Any community that has a newspaper can’t be bad — or else no one would read that paper. Why read about a place you could not care less about? A newspaper ultimately is about expressing the value of a community. By reading that paper, we celebrate that success and belief in the value of mostly ordinary people.
So, here I am bringing you a community paper focused on community colleges, which have a high, often unrealized, value in educating and training the people in our communities. It’s where journalism programs are largely at risk, along with their newspapers. And, as an educator, the community college population is one I know a lot about. I enjoy these students more than the ones I used to teach at a fancy four-year school. They are diamonds in the rough, often, and have so much potential ahead of them. They are students I can work with, build confidence in, have a laugh – and hearty debates – with.
Community College Campus News will be distributed at New York’s downstate two-year campuses. It won’t compete with existing campus newspapers — we journalists all need each other to survive. We’ll distribute most of our papers to campuses that are not served or underserved by a regularly published campus paper. And if you work for the latter, contact us – we’ll give you the contact info of our advertisers. Perhaps they will advertise with you, too, helping you increase the size of your publication.
Also, our stories will be different. CCCN will aim to bring general interest stories to community college students in a larger region than any one campus paper can do.
So pick up CCCN news the first of each month, along with your campus paper (if you have one). Get involved.
By reading your campus newspaper (and maybe by submitting stories to us), you’re showing you really do care about this community. That the stories and people in here do matter.

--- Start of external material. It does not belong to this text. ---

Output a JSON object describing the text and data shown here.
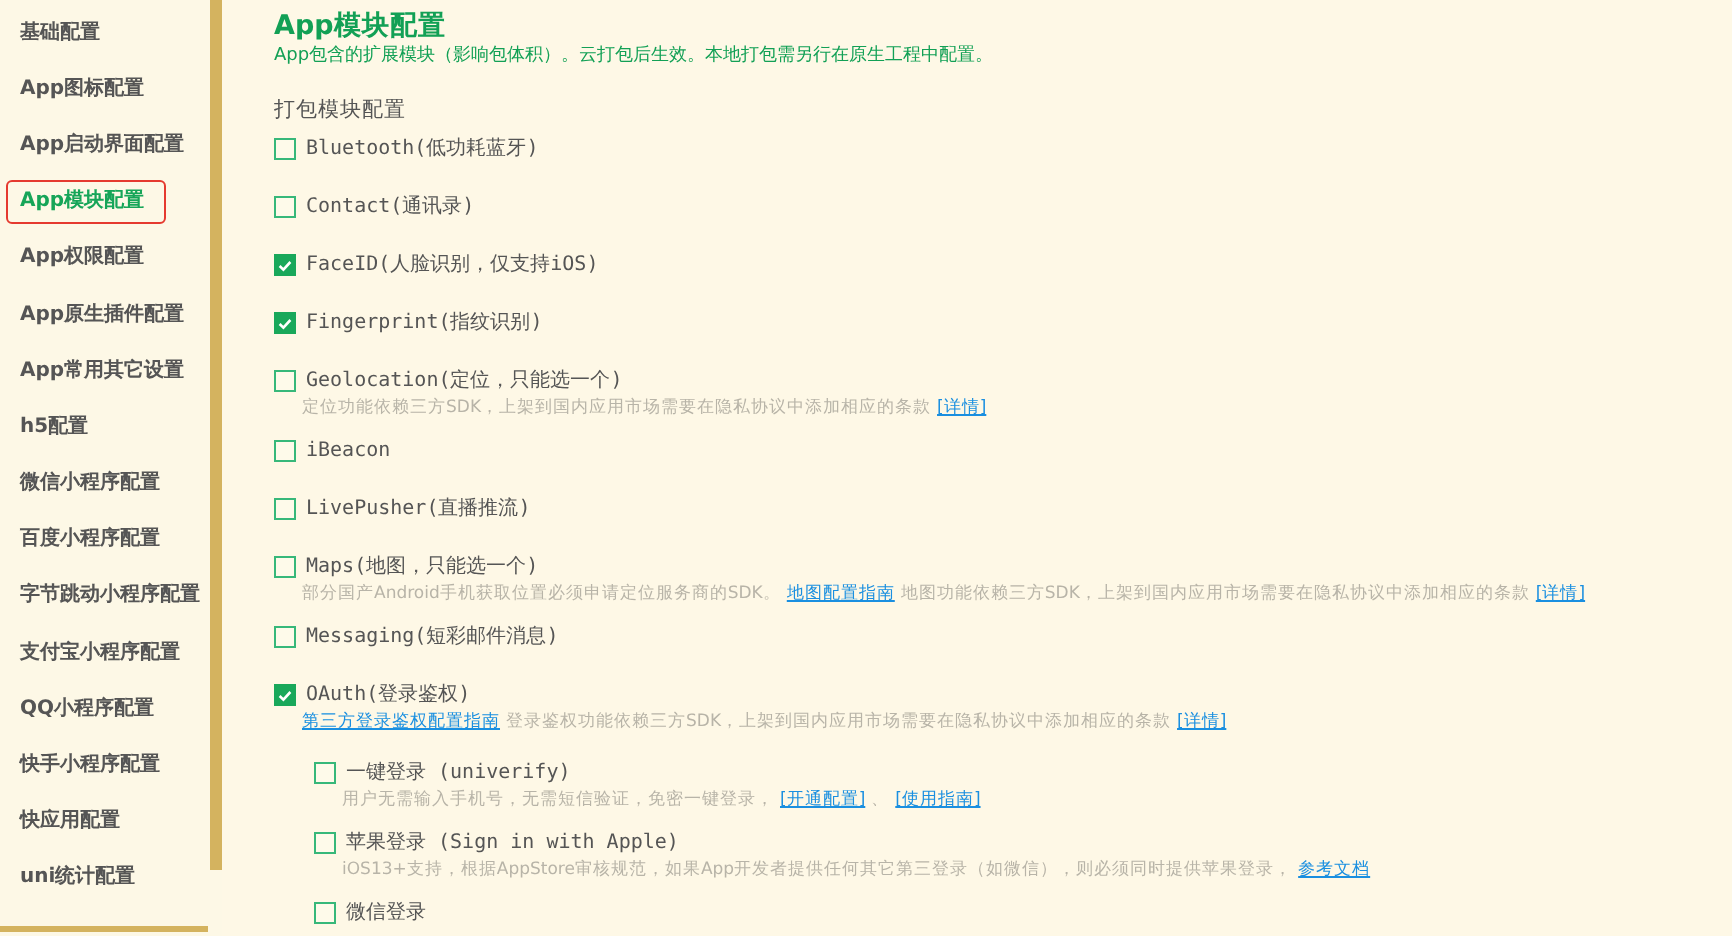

Contact us any time at firstname.lastname@example.org or www.cccnews.info.